If a line in the records below contains "your", copy that line.

┌──

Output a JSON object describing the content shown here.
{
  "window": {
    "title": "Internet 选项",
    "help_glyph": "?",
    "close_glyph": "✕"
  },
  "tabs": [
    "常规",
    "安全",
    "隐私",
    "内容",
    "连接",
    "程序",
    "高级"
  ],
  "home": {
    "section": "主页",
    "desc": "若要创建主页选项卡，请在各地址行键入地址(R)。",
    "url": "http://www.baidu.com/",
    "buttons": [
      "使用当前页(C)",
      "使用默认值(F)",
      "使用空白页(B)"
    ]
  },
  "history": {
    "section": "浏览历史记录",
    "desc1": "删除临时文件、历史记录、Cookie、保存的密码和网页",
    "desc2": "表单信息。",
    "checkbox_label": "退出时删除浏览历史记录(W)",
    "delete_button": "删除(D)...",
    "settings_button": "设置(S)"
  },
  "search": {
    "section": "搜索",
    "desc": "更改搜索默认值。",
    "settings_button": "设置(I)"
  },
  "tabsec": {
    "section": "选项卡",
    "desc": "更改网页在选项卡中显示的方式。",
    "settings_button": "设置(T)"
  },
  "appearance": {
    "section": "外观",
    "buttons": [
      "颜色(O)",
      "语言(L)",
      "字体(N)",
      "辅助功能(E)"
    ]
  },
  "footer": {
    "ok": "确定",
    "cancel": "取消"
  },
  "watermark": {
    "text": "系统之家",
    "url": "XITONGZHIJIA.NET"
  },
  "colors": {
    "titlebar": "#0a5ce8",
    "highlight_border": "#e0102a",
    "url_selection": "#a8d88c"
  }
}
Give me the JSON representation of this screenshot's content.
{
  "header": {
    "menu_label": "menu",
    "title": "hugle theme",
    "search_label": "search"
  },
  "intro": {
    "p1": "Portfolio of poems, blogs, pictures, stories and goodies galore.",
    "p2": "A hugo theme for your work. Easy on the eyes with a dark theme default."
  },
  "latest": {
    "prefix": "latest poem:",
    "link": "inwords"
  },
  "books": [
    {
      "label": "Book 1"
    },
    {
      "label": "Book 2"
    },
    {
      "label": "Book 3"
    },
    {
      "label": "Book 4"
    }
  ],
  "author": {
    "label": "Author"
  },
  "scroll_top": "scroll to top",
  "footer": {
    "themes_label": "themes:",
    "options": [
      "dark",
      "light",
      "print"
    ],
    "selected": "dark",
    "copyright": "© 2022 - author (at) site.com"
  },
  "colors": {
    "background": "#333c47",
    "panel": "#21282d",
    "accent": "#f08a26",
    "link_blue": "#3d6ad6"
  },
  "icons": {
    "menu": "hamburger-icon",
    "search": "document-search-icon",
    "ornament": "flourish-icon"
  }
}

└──
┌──

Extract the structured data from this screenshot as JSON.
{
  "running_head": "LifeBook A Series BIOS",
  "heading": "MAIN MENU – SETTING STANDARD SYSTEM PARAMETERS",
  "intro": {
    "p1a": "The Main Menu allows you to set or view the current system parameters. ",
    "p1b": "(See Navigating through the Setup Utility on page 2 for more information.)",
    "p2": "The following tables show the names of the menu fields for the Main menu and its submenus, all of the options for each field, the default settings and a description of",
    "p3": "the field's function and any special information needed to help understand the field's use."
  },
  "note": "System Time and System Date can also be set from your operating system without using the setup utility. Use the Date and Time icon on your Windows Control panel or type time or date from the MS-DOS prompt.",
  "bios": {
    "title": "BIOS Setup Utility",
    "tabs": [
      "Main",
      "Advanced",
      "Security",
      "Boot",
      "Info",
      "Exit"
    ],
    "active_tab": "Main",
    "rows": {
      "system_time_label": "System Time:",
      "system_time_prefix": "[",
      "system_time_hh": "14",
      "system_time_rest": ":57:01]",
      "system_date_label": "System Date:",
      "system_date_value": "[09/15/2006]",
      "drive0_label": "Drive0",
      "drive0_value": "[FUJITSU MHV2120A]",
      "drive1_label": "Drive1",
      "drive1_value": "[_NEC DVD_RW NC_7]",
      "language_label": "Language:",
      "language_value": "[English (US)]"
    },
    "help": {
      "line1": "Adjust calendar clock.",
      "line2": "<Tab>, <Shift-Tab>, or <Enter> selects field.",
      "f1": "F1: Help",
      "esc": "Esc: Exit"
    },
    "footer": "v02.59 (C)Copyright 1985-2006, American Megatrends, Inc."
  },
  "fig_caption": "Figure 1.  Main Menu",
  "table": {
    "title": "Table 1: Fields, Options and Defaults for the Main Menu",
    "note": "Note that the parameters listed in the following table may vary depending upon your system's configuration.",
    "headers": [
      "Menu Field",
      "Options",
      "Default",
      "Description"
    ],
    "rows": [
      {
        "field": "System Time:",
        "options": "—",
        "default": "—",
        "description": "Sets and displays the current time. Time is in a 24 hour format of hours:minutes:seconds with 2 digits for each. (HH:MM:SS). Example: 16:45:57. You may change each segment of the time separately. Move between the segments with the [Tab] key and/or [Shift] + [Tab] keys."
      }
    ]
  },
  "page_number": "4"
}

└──

> WRITTEN ANSWER:
    "p2": "A hugo theme for your work. Easy on the eyes with a dark theme default."
  "note": "System Time and System Date can also be set from your operating system without using the setup utility. Use the Date and Time icon on your Windows Control panel or type time or date from the MS-DOS prompt.",
    "note": "Note that the parameters listed in the following table may vary depending upon your system's configuration.",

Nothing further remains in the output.